October 29, 2008

Vaccinating pregnant women against the flu can also protect their newborns.

Transcript

BOB HIRSHON (host):
Flu shots for fetuses…I’m Bob Hirshon and this is Science Update.

Babies under six months of age have the highest hospitalization rates for the flu among children in the United States. But a new study shows that mothers who get flu shots during the last three months of pregnancy can protect their newborns. Mark Steinhoff is director of the Children’s Center for Global Health at the Cincinnati Children’s Hospital. He and his colleagues vaccinated pregnant women in Bangladesh and observed them as well as their newborns.

MARK STEINHOFF (Cincinnati Children’s Hospital):
In the infants in the first six months of life, there were 63 percent fewer episodes of influenza. And in the infants and their mothers, there were about a third less — episodes of fever with respiratory symptoms.

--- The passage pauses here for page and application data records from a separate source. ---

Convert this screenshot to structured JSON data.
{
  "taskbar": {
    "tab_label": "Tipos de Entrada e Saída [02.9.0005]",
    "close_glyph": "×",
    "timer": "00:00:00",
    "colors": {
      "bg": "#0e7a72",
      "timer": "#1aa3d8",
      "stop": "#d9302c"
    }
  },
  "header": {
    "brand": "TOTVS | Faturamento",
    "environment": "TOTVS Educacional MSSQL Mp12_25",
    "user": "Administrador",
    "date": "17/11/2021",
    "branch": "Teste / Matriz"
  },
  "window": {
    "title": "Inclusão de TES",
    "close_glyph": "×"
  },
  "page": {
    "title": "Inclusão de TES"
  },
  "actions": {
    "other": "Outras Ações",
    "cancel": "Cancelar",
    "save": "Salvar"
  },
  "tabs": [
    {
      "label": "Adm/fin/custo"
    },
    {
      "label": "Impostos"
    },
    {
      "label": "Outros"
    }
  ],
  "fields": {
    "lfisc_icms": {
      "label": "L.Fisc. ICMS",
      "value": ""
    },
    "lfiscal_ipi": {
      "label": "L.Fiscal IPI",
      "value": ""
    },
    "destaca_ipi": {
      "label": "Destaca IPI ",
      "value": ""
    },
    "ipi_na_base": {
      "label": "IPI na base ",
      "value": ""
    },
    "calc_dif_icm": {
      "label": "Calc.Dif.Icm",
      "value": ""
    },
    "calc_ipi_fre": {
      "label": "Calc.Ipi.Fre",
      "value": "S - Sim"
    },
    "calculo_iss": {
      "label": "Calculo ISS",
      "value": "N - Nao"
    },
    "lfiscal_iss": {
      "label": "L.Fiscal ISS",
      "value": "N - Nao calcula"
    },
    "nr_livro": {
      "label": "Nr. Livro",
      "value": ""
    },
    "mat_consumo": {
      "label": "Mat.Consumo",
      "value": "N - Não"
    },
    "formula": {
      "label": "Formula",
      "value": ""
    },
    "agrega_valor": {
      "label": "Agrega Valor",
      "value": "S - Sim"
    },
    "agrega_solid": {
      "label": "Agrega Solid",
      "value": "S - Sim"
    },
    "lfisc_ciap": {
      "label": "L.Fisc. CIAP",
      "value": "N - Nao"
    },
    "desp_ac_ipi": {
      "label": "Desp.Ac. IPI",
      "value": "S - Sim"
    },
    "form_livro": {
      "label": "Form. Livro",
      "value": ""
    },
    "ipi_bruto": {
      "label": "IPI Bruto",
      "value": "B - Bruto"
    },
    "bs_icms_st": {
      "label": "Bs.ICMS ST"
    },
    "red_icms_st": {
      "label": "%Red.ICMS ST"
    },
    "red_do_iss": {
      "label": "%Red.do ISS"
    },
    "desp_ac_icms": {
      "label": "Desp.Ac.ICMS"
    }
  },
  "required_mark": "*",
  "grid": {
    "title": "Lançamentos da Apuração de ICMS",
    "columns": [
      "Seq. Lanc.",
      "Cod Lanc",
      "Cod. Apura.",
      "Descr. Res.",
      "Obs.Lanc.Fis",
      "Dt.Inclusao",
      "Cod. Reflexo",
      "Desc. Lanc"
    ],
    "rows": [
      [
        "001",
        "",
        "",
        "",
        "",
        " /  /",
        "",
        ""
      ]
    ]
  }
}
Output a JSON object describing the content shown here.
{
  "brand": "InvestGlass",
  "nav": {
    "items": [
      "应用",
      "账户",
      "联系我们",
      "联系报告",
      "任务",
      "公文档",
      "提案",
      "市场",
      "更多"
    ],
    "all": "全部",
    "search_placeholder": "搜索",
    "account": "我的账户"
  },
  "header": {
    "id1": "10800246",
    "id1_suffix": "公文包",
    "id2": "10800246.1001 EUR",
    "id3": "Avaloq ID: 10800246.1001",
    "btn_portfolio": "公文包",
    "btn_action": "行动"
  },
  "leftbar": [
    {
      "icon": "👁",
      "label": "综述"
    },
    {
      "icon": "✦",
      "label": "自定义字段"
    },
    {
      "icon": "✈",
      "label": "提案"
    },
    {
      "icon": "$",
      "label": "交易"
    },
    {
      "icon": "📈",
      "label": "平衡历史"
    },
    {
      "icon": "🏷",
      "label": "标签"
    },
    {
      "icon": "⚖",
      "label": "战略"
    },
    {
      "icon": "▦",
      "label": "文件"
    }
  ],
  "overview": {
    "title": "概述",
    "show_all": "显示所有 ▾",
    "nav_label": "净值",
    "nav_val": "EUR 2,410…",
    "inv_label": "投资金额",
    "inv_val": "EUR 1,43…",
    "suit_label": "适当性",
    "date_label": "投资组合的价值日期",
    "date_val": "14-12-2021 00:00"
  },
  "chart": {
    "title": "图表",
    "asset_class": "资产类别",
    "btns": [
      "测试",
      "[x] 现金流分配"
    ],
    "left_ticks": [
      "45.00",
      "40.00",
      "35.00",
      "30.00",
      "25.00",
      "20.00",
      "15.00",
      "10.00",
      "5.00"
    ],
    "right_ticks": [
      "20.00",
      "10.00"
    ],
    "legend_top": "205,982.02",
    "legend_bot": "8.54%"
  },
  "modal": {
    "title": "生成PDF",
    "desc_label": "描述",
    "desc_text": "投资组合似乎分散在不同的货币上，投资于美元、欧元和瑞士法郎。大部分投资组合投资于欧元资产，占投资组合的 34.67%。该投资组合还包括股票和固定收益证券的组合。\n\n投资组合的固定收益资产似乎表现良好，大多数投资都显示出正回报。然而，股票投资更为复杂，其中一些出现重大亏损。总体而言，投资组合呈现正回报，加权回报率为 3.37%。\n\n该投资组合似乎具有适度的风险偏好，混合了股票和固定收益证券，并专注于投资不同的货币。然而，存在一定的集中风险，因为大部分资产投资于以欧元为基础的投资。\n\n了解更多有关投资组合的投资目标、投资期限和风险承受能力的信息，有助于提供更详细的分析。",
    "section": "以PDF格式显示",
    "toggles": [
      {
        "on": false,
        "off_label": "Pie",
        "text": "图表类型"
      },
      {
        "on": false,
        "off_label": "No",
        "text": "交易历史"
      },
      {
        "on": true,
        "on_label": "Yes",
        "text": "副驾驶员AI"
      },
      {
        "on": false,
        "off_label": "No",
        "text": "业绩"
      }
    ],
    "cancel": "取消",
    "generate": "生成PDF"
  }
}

HIRSHON:
Since flu shots aren’t approved for babies under six months, Steinhoff says vaccinating their mothers before birth is an effective way to prevent illness.
I’m Bob Hirshon for AAAS, the science society.